Historic Detroit

Every building in Detroit has a story — we're here to share it

Paul Kamper (1897 - Sept. 3, 1930)

Paul Kamper was the son of noted Detroit architect Louis Kamper and teamed up with his father on several projects, including the Broderick Tower and what would become the Hotel Detroiter.

Paul Kamper set out with several partners to build the Detroiter - built as the Hotel Savoy and later known as the Hotel La Salle - on Woodward at Adelaide. He and his wife, the former Helen Elizabeth Lowther, lived in a two-story, studio-bungalow on the hotel's roof. The New York Times described it as "a pretentious penthouse, modeled after an English country home, surrounded by a brightly flowered garden."

Kamper served as the treasurer and president of the hotel company for the first few years that the building was opened. The building was in trouble financially almost from the get-go. The hotel went under, and Kamper lost $500,000 (about $6.9 million today, when adjusted for inflation). When the hotel passed into receivership, the Kampers moved out, and into an apartment.

On the morning of Sept. 3, 1930, Kamper went downstairs at the Madrid Hotel and took a pistol from the cash drawer. He said he was going to his apartment and did not want to be disturbed. He laid down on a bed and shot himself in the heart. His body was found about an hour later by a housekeeper.

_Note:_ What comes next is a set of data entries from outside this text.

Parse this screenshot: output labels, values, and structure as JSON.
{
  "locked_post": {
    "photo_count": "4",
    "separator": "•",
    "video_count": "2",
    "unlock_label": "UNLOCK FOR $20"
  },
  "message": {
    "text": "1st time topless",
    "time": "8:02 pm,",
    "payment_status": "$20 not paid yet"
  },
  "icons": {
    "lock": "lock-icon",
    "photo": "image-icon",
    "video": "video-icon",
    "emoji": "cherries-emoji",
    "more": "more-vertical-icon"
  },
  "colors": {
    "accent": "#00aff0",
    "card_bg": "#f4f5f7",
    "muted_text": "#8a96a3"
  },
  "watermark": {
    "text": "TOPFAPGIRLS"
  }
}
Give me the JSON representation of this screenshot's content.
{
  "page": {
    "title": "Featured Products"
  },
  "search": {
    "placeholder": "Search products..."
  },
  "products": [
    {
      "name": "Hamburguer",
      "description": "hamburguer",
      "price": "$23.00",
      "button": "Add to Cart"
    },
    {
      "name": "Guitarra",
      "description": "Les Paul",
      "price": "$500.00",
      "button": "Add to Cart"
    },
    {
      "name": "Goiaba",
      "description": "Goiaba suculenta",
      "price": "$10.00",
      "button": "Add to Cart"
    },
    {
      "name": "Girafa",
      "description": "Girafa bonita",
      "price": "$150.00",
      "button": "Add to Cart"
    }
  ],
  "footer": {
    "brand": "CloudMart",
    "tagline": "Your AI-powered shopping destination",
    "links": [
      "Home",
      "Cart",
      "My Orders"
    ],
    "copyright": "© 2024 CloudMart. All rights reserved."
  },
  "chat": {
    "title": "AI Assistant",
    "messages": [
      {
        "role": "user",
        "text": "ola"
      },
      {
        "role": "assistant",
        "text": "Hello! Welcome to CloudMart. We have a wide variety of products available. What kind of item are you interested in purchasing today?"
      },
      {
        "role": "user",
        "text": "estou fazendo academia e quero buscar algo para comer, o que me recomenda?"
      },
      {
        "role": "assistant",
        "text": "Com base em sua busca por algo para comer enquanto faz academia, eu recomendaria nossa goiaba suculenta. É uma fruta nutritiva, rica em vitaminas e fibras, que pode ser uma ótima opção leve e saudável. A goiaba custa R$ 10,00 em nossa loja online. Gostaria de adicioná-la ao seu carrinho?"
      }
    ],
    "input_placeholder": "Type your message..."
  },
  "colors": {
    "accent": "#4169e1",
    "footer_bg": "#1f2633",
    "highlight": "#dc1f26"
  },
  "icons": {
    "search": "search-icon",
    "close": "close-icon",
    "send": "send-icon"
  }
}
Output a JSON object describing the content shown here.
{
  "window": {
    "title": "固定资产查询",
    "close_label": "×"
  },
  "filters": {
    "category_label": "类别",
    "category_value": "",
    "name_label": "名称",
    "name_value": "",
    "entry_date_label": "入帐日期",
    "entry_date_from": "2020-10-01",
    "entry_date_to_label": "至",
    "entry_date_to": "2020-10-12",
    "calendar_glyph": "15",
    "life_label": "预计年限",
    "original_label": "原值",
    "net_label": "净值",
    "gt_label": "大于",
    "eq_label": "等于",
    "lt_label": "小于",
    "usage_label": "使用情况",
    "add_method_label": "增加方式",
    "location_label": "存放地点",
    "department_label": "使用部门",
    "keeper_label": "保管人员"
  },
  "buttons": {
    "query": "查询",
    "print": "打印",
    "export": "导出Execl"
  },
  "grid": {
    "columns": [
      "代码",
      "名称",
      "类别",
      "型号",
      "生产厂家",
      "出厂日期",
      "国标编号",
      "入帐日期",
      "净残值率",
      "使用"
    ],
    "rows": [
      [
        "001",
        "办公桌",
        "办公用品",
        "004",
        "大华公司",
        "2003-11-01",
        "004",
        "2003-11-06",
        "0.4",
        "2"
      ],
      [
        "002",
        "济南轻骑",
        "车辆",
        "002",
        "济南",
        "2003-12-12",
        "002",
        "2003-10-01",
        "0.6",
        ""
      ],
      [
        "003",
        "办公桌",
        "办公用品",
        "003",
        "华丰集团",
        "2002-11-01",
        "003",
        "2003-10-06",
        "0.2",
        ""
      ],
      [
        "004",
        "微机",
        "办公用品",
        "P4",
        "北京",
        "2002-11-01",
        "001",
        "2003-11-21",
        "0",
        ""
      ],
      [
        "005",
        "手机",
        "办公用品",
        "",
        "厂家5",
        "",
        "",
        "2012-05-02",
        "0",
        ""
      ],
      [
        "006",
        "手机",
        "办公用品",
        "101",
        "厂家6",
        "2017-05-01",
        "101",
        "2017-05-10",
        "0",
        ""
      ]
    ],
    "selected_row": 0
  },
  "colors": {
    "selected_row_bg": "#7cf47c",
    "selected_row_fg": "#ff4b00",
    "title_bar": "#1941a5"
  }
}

He was just 33 years old.

"Attorneys for the Kampers said the younger Kamper had long been despondent over financial affairs, having lost about $500,000 in the collapse of the hotel company," the New York Times wrote Sept. 4, 1930, in reporting the architect's suicide.